The answer is that Giant Steps did not have the minimum quantity required on hand to be eligible for the Jimmy Watson Trophy, which is 250 dozen*. When Giant Steps owner Phil Sexton was asked the question, he had to admit the output was 247 dozen, just three cases short. Exhibitors are required to state on the entry form whether their wine satisfies the quantity requirements for all of the relevant trophies. So the Watson was awarded to the next wine in line, which was Yabby Lake.

Giant Steps winemaker Steve Flamsteed.
Giant Steps winemaker Steve Flamsteed. Photo: Gary Medlicott

Less scrupulous people might have been tempted to fib about the number. After all, the trophy has been said to be worth at least $1 million to the winning exhibitor, but for Sexton and his winemaker, Steve Flamsteed, it will always be the big one that got away. Sexton, incidentally, is chairman of the Melbourne show's wine committee.

His Applejack excelled anyway, winning the Halliday pinot trophy, as well as best wine of the Yarra Valley Wine Show just a few weeks earlier.

An interesting aside: the Applejack vineyard was established and owned by Ray Guerin, the ex-Hardy's, now Shaw + Smith, vineyard man who won Gourmet Traveller Wine magazine's Viticulturist of the Year Award in September. In a further twist, the vineyard was recently sold to Giant Steps. This sale was great news for Giant Steps, because it secured an outstanding fruit source, but not for David Bicknell, of Oakridge, who has also made some great wines from this vineyard, which appears on his labels as Guerin Vineyard. Bicknell made three superb wines off the Guerin vineyard in 2012: a chardonnay and a pinot noir under Oakridge's Local Vineyard Series label, and the 864 Pinot Noir, which is Oakridge's top label. But 2013 was the last time Oakridge was able to buy those grapes.

To make the whole thing look even more clubby, Bicknell is the retiring chairman of judges at the Royal Melbourne Wine Awards. And who is the incoming chairman? Yabby Lake's winemaker, Tom Carson.

Carson could easily have judged his own wine at Royal Melbourne, but he didn't, at least not until it came to the trophy tastings, in which all judges participate. A panel chaired by Carson judged one-third of the 2012 pinot class, while Matt Harrop, of Shadowfax, and Jim Chatto, of McWilliams, chaired the panels judging the other two-thirds, and it was Harrop's panel which pulled out the Yabby Lake pinot as its top wine. Carson's panel pulled out the Giant Steps Applejack. Giant Steps then beat Yabby Lake in a judge-off, but we know who went on to win the Watson!

All judging is done blind, of course. None of this will ease the paranoia of the many South Australian winemakers who have seen a change in the direction of the Melbourne show judging in recent years, and despair of their wine styles winning the Watson.

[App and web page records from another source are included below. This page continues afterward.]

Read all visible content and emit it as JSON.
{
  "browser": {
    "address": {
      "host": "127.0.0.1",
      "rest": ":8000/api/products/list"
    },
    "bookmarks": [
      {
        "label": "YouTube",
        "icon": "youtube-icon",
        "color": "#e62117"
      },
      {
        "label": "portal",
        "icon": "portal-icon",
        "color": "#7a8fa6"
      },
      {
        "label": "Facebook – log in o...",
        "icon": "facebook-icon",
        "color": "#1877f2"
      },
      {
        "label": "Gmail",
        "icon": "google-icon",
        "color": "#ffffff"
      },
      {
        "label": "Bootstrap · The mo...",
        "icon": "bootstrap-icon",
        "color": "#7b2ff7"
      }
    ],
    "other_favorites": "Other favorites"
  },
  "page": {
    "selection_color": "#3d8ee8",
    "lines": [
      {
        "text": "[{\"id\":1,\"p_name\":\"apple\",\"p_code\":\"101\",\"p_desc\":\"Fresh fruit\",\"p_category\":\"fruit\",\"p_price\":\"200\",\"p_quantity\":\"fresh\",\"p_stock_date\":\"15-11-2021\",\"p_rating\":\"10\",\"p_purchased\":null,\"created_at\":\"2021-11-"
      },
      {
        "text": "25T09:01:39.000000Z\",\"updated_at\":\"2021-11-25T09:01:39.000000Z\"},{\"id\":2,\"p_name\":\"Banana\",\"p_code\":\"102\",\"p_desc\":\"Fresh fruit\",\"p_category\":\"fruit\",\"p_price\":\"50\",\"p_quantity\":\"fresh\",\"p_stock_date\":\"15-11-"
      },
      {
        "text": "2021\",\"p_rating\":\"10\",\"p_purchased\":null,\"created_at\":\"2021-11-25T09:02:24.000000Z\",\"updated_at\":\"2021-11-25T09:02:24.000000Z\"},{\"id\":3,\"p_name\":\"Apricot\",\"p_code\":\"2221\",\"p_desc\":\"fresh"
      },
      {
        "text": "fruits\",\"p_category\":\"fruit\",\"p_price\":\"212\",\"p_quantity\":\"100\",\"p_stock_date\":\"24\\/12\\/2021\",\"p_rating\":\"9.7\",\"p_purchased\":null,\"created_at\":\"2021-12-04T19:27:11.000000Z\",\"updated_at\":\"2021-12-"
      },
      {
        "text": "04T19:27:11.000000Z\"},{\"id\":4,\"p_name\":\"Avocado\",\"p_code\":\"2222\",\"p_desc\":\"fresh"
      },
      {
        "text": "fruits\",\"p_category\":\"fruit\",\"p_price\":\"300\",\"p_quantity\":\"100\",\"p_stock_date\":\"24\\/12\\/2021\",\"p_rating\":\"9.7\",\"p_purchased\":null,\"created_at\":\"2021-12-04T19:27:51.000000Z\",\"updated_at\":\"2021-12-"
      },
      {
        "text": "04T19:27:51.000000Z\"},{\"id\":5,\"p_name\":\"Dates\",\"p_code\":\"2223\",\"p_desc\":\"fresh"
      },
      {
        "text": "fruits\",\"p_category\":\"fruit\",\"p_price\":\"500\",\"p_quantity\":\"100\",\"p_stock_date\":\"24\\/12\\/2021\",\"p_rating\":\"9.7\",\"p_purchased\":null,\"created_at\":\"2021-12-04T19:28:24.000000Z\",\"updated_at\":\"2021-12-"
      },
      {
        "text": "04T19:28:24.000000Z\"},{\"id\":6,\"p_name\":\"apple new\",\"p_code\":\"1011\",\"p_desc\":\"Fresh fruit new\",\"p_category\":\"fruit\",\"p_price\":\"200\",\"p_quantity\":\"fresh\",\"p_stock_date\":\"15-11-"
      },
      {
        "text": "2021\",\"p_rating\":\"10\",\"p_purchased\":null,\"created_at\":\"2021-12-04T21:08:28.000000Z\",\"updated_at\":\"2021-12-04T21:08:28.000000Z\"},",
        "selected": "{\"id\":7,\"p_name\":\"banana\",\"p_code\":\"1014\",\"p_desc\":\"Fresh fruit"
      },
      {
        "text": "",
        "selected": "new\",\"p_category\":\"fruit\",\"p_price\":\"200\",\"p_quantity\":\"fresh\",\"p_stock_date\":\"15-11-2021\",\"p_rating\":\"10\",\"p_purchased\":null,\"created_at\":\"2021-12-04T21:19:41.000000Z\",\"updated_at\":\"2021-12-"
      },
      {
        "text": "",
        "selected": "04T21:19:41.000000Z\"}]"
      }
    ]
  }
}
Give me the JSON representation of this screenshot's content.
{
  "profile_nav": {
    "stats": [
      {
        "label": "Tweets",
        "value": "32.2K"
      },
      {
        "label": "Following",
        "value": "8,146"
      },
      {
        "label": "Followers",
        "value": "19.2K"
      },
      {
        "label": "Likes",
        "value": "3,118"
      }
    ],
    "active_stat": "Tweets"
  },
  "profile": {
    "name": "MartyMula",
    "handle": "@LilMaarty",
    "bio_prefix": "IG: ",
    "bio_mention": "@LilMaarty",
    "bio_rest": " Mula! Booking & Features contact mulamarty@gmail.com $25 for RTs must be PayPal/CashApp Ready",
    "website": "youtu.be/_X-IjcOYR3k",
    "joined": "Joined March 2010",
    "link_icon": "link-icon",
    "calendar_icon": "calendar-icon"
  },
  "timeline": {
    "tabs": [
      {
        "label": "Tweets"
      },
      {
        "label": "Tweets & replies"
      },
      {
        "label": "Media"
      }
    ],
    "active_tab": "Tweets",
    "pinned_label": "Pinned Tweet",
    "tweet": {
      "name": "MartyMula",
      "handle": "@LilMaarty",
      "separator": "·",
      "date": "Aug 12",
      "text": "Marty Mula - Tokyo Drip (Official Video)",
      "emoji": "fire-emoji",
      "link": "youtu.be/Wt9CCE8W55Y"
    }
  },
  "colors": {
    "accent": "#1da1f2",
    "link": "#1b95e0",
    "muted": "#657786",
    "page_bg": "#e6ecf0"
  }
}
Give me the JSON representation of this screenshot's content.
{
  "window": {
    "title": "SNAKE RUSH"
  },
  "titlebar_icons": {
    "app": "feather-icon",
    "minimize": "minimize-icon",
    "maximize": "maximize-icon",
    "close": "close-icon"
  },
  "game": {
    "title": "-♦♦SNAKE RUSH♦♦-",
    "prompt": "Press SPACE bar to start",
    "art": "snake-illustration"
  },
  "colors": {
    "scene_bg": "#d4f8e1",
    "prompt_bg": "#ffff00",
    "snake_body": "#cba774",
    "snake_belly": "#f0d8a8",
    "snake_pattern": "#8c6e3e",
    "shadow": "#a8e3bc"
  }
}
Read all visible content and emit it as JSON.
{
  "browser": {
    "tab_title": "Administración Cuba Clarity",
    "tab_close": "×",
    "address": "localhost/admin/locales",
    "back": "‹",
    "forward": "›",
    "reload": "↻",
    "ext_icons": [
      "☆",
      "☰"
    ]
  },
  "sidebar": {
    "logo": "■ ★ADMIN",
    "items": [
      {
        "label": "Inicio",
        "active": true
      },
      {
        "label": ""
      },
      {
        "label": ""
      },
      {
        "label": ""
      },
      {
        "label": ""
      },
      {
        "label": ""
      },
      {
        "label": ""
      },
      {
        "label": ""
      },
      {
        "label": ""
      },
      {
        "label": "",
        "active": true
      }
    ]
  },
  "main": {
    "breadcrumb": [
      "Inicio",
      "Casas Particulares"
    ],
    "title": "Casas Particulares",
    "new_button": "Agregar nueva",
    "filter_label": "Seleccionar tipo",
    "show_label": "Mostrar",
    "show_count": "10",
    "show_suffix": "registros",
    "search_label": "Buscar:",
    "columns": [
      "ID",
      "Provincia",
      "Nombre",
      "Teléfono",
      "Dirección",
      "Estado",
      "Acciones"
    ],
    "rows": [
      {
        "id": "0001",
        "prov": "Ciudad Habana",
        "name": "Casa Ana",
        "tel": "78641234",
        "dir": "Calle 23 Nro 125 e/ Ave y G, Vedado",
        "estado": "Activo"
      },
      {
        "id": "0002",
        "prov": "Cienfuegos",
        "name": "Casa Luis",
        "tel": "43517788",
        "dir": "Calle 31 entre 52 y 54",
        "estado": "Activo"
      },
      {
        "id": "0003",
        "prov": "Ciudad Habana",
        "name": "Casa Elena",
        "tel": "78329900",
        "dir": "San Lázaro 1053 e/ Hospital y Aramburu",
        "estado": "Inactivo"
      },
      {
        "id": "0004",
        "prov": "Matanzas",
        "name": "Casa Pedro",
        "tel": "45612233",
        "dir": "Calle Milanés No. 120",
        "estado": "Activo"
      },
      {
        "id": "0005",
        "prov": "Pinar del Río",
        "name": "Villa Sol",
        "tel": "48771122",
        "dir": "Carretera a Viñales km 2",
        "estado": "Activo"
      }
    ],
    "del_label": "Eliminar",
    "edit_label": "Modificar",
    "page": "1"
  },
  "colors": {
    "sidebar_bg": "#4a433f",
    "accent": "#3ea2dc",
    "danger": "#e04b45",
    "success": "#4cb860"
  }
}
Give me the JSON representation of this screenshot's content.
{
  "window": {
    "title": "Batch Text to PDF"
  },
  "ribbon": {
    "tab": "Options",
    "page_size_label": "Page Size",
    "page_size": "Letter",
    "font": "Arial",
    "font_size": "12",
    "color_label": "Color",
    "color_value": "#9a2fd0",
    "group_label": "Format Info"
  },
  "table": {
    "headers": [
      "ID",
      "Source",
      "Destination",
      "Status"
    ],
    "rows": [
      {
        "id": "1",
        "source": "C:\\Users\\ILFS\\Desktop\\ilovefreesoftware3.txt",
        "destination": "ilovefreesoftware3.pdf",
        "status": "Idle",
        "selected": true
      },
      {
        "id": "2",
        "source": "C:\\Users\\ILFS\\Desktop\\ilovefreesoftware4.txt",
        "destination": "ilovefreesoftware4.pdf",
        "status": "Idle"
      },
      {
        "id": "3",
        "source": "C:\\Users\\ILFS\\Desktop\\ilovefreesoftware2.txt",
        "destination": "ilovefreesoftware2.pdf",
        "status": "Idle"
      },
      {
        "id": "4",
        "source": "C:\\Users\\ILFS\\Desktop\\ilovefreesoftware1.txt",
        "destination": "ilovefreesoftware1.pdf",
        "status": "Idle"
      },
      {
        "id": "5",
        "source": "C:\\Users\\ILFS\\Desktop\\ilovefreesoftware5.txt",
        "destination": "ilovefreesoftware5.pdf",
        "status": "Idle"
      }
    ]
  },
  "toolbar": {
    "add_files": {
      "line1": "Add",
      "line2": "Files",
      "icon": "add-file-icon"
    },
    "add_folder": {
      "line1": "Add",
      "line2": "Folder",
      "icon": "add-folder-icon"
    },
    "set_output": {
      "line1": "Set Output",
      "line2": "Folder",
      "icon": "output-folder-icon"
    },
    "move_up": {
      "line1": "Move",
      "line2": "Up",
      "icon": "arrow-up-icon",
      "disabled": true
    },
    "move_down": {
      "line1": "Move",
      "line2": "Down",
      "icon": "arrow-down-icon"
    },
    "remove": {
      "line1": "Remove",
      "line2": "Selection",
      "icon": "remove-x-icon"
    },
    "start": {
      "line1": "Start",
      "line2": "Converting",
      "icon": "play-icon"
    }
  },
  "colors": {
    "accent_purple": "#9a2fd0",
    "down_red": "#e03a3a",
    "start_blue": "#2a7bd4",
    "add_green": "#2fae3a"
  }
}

Recent Watson winners have been lighter-bodied, cool-climate shirazes: Best's of Great Western last year; Tasmania's Glaetzer-Dixon the year before. Before 2008, South Australian reds, especially big wines from the warmer regions, dominated the Watson.

Applejack is a 16-hectare vineyard on a 40-hectare property in the cool, elevated Gladysdale area of the Upper Yarra. Phil Sexton describes it as a very special site and very different from the middle of the valley, where his main vineyard is located, the climate much gentler and the harvest a week later. Already, he's had sauvignon blanc pulled out and replaced by more pinot noir.

The 2012 Giant Steps Applejack Pinot Noir ($45) is all gone from the winery. The 2012 Yabby Lake Block 1 Pinot Noir is available with a three-bottle limit for $95 from the cellar door or Carson is precise about the quantity made: 3836 bottles, and it wasn't released till after the show, on October 28.

*The minimum quantity rule aims to ensure there is some stock of the winning wine for the public to buy. Last year, a Mornington Peninsula wine, Jones Road 2011 Nepean Chardonnay, was stripped of two trophies and a gold medal it had won at Melbourne because the quantity made was below the minimum. The winery had published that information on its website. In that case, the quantity made wasn't even close to the required minimum, the trophy results had been publicly announced before the mistake was discovered, and a public disqualification was necessary. Humiliating for the winery, perhaps, but a credibility boost for the show.